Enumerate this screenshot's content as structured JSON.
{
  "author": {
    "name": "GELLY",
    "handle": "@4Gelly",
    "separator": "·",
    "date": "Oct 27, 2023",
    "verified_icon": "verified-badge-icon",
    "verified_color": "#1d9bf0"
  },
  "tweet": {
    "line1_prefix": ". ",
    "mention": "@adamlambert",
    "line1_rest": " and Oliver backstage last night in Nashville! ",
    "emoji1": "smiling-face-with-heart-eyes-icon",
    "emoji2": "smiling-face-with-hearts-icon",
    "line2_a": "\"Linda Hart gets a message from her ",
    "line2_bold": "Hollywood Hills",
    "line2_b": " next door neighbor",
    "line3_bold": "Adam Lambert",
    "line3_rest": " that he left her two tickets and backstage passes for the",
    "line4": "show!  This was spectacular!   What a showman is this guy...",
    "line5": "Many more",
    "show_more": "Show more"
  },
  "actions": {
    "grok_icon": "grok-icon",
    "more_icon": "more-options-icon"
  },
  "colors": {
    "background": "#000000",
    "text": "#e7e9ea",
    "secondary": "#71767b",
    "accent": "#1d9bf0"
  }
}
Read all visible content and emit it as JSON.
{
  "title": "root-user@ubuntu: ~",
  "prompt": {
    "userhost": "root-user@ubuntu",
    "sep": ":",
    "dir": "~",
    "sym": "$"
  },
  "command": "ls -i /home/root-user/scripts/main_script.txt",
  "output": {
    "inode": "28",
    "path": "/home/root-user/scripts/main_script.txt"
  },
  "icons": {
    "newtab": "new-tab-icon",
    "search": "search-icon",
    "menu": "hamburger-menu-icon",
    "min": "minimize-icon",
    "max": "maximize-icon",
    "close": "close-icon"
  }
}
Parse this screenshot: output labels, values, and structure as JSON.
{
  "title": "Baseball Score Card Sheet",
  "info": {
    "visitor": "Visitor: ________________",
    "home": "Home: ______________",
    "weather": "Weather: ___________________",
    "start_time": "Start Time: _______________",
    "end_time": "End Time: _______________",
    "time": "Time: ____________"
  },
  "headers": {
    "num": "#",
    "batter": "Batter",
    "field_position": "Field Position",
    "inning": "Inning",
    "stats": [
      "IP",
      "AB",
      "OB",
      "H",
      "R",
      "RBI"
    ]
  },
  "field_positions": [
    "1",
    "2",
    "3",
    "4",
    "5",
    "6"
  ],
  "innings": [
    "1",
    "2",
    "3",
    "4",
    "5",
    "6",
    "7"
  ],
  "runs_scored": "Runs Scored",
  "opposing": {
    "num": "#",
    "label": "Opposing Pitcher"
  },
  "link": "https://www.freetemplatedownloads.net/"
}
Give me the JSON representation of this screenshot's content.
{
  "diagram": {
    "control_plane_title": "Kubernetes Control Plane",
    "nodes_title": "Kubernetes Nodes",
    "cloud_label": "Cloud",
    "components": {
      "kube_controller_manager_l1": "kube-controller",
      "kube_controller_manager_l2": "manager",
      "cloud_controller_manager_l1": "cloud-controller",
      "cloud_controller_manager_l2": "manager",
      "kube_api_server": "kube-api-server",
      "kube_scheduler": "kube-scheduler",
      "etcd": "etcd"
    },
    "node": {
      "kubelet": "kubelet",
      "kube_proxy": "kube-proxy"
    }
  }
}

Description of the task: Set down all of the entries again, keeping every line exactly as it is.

Response:
Enumerate this screenshot's content as structured JSON.
{
  "author": {
    "name": "GELLY",
    "handle": "@4Gelly",
    "separator": "·",
    "date": "Oct 27, 2023",
    "verified_icon": "verified-badge-icon",
    "verified_color": "#1d9bf0"
  },
  "tweet": {
    "line1_prefix": ". ",
    "mention": "@adamlambert",
    "line1_rest": " and Oliver backstage last night in Nashville! ",
    "emoji1": "smiling-face-with-heart-eyes-icon",
    "emoji2": "smiling-face-with-hearts-icon",
    "line2_a": "\"Linda Hart gets a message from her ",
    "line2_bold": "Hollywood Hills",
    "line2_b": " next door neighbor",
    "line3_bold": "Adam Lambert",
    "line3_rest": " that he left her two tickets and backstage passes for the",
    "line4": "show!  This was spectacular!   What a showman is this guy...",
    "line5": "Many more",
    "show_more": "Show more"
  },
  "actions": {
    "grok_icon": "grok-icon",
    "more_icon": "more-options-icon"
  },
  "colors": {
    "background": "#000000",
    "text": "#e7e9ea",
    "secondary": "#71767b",
    "accent": "#1d9bf0"
  }
}
Read all visible content and emit it as JSON.
{
  "title": "root-user@ubuntu: ~",
  "prompt": {
    "userhost": "root-user@ubuntu",
    "sep": ":",
    "dir": "~",
    "sym": "$"
  },
  "command": "ls -i /home/root-user/scripts/main_script.txt",
  "output": {
    "inode": "28",
    "path": "/home/root-user/scripts/main_script.txt"
  },
  "icons": {
    "newtab": "new-tab-icon",
    "search": "search-icon",
    "menu": "hamburger-menu-icon",
    "min": "minimize-icon",
    "max": "maximize-icon",
    "close": "close-icon"
  }
}
Parse this screenshot: output labels, values, and structure as JSON.
{
  "title": "Baseball Score Card Sheet",
  "info": {
    "visitor": "Visitor: ________________",
    "home": "Home: ______________",
    "weather": "Weather: ___________________",
    "start_time": "Start Time: _______________",
    "end_time": "End Time: _______________",
    "time": "Time: ____________"
  },
  "headers": {
    "num": "#",
    "batter": "Batter",
    "field_position": "Field Position",
    "inning": "Inning",
    "stats": [
      "IP",
      "AB",
      "OB",
      "H",
      "R",
      "RBI"
    ]
  },
  "field_positions": [
    "1",
    "2",
    "3",
    "4",
    "5",
    "6"
  ],
  "innings": [
    "1",
    "2",
    "3",
    "4",
    "5",
    "6",
    "7"
  ],
  "runs_scored": "Runs Scored",
  "opposing": {
    "num": "#",
    "label": "Opposing Pitcher"
  },
  "link": "https://www.freetemplatedownloads.net/"
}
Give me the JSON representation of this screenshot's content.
{
  "diagram": {
    "control_plane_title": "Kubernetes Control Plane",
    "nodes_title": "Kubernetes Nodes",
    "cloud_label": "Cloud",
    "components": {
      "kube_controller_manager_l1": "kube-controller",
      "kube_controller_manager_l2": "manager",
      "cloud_controller_manager_l1": "cloud-controller",
      "cloud_controller_manager_l2": "manager",
      "kube_api_server": "kube-api-server",
      "kube_scheduler": "kube-scheduler",
      "etcd": "etcd"
    },
    "node": {
      "kubelet": "kubelet",
      "kube_proxy": "kube-proxy"
    }
  }
}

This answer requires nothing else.